The world is heading for an ecological credit crunch as human demands on the world's natural capital reach nearly a third more than earth can sustain, says a new report.
The Fiji Times quotes the latest edition of the WWF's Living Planet Report as saying global natural wealth and diversity continues to decline with more and more countries slipping into a state of permanent or seasonal water stress.
The organisation's Director-General, James Leape, says the world is currently struggling with the consequences of over-valuing its financial assets.
But he says, a more fundamental crisis looms ahead - an ecological credit crunch caused by under-valuing the environmental assets that are the basis of all life and prosperity.

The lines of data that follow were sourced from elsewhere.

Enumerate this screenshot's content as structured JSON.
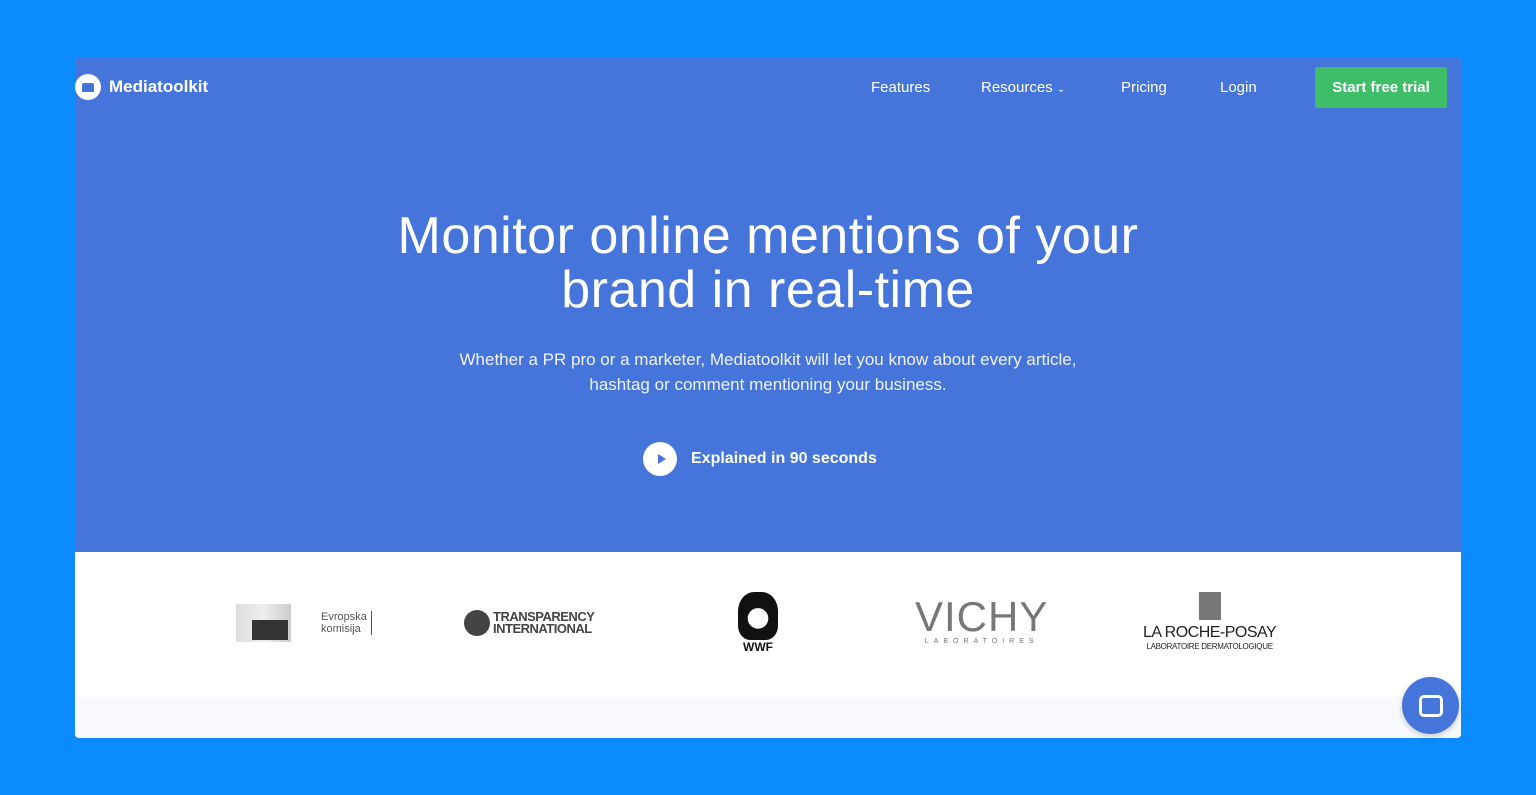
{
  "brand": {
    "name": "Mediatoolkit"
  },
  "nav": {
    "items": [
      "Features",
      "Resources",
      "Pricing",
      "Login"
    ],
    "cta": "Start free trial"
  },
  "hero": {
    "title_line1": "Monitor online mentions of your",
    "title_line2": "brand in real-time",
    "subtitle_line1": "Whether a PR pro or a marketer, Mediatoolkit will let you know about every article,",
    "subtitle_line2": "hashtag or comment mentioning your business.",
    "video_label": "Explained in 90 seconds"
  },
  "logos": {
    "eu_line1": "Evropska",
    "eu_line2": "komisija",
    "ti_line1": "TRANSPARENCY",
    "ti_line2": "INTERNATIONAL",
    "wwf": "WWF",
    "vichy": "VICHY",
    "vichy_sub": "LABORATOIRES",
    "lrp": "LA ROCHE-POSAY",
    "lrp_sub": "LABORATOIRE DERMATOLOGIQUE"
  },
  "colors": {
    "background": "#0b8bfd",
    "hero": "#4575db",
    "cta": "#3fbe6a"
  }
}
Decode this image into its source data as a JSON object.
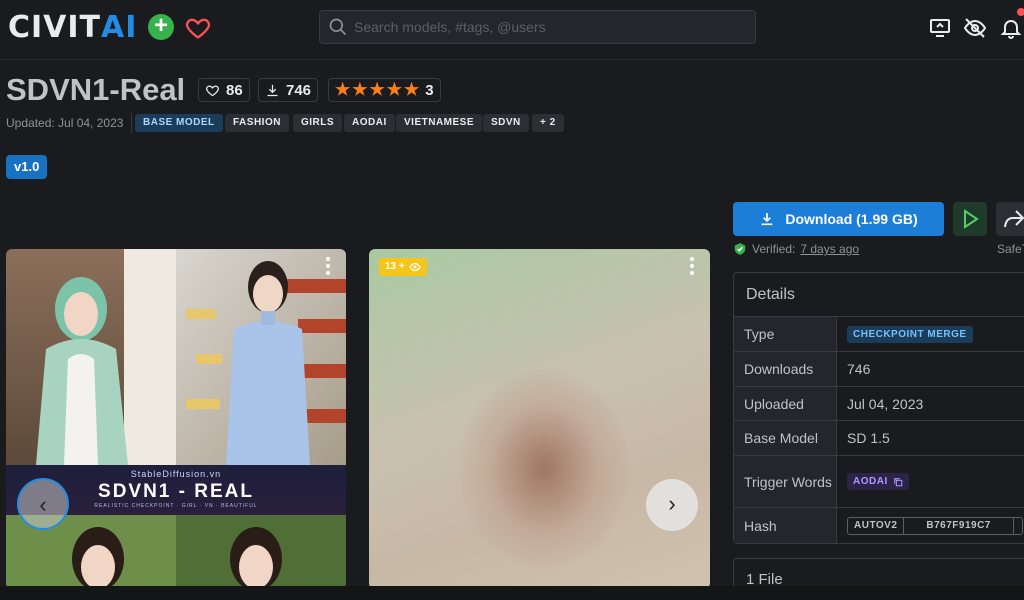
{
  "header": {
    "logo_part1": "CIVIT",
    "logo_part2": "AI",
    "add_label": "+",
    "search_placeholder": "Search models, #tags, @users"
  },
  "model": {
    "title": "SDVN1-Real",
    "likes": "86",
    "downloads": "746",
    "rating_count": "3",
    "rating_stars": 5,
    "updated": "Updated: Jul 04, 2023",
    "base_tag": "BASE MODEL",
    "tags": [
      "FASHION",
      "GIRLS",
      "AODAI",
      "VIETNAMESE",
      "SDVN",
      "+ 2"
    ],
    "version": "v1.0"
  },
  "gallery": {
    "card1_title": "SDVN1 - REAL",
    "card1_subtitle": "StableDiffusion.vn",
    "card1_tagline": "REALISTIC CHECKPOINT · GIRL · VN · BEAUTIFUL",
    "nsfw_badge": "13 +",
    "prev_label": "‹",
    "next_label": "›"
  },
  "actions": {
    "download_label": "Download (1.99 GB)",
    "verified_prefix": "Verified:",
    "verified_time": "7 days ago",
    "safe_text": "SafeT"
  },
  "details": {
    "heading": "Details",
    "rows": [
      {
        "key": "Type",
        "value": "CHECKPOINT MERGE"
      },
      {
        "key": "Downloads",
        "value": "746"
      },
      {
        "key": "Uploaded",
        "value": "Jul 04, 2023"
      },
      {
        "key": "Base Model",
        "value": "SD 1.5"
      },
      {
        "key": "Trigger Words",
        "value": "AODAI"
      },
      {
        "key": "Hash",
        "value": "AUTOV2"
      }
    ],
    "hash_value": "B767F919C7"
  },
  "files": {
    "heading": "1 File"
  },
  "colors": {
    "accent": "#1c7ed6",
    "background": "#1a1b1e",
    "star": "#fd7e14"
  }
}
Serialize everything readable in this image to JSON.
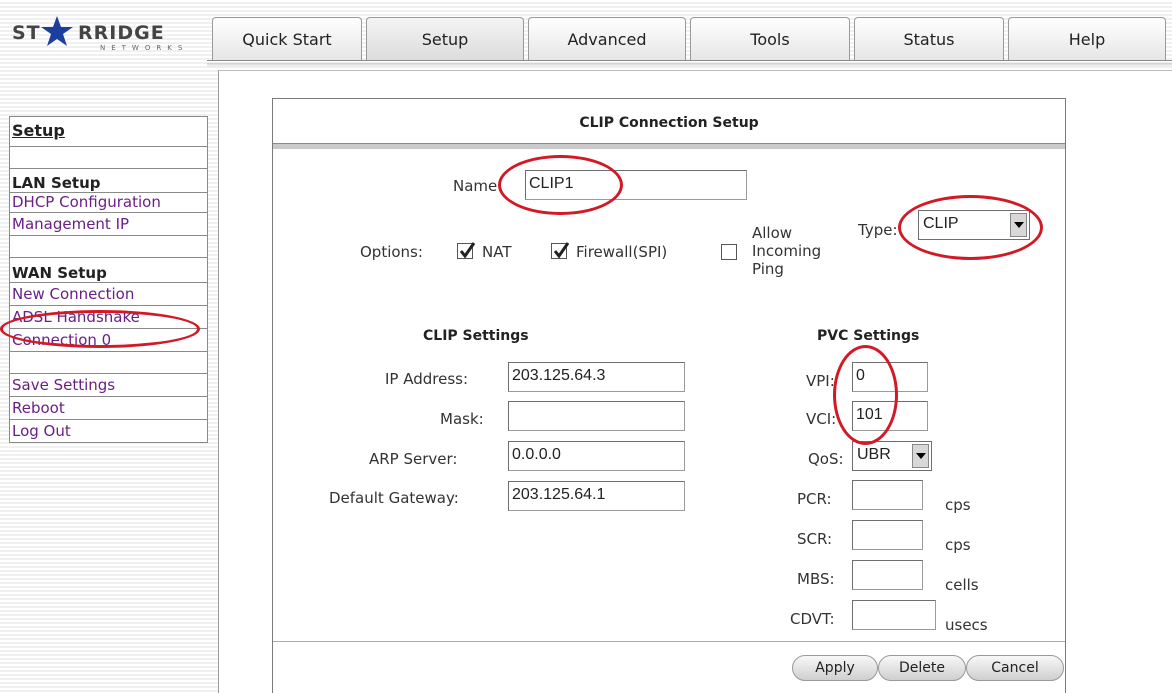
{
  "logo": {
    "left": "ST",
    "right": "RRIDGE",
    "sub": "NETWORKS"
  },
  "tabs": [
    "Quick Start",
    "Setup",
    "Advanced",
    "Tools",
    "Status",
    "Help"
  ],
  "active_tab": "Setup",
  "sidebar": {
    "title": "Setup",
    "lan_section": "LAN Setup",
    "lan_items": [
      "DHCP Configuration",
      "Management IP"
    ],
    "wan_section": "WAN Setup",
    "wan_items": [
      "New Connection",
      "ADSL Handshake",
      "Connection 0"
    ],
    "other_items": [
      "Save Settings",
      "Reboot",
      "Log Out"
    ]
  },
  "panel": {
    "title": "CLIP Connection Setup",
    "name_label": "Name:",
    "name_value": "CLIP1",
    "options_label": "Options:",
    "nat_label": "NAT",
    "nat_checked": true,
    "firewall_label": "Firewall(SPI)",
    "firewall_checked": true,
    "ping_label_1": "Allow",
    "ping_label_2": "Incoming",
    "ping_label_3": "Ping",
    "ping_checked": false,
    "type_label": "Type:",
    "type_value": "CLIP"
  },
  "clip_settings": {
    "heading": "CLIP Settings",
    "ip_label": "IP Address:",
    "ip_value": "203.125.64.3",
    "mask_label": "Mask:",
    "mask_value": "",
    "arp_label": "ARP Server:",
    "arp_value": "0.0.0.0",
    "gateway_label": "Default Gateway:",
    "gateway_value": "203.125.64.1"
  },
  "pvc_settings": {
    "heading": "PVC Settings",
    "vpi_label": "VPI:",
    "vpi_value": "0",
    "vci_label": "VCI:",
    "vci_value": "101",
    "qos_label": "QoS:",
    "qos_value": "UBR",
    "pcr_label": "PCR:",
    "pcr_unit": "cps",
    "scr_label": "SCR:",
    "scr_unit": "cps",
    "mbs_label": "MBS:",
    "mbs_unit": "cells",
    "cdvt_label": "CDVT:",
    "cdvt_unit": "usecs"
  },
  "buttons": {
    "apply": "Apply",
    "delete": "Delete",
    "cancel": "Cancel"
  },
  "annotation_color": "#d21a26"
}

The Living Planet Index shows a nearly 30 per cent decline since 1970 in nearly 5000 measured populations of 1,686 species.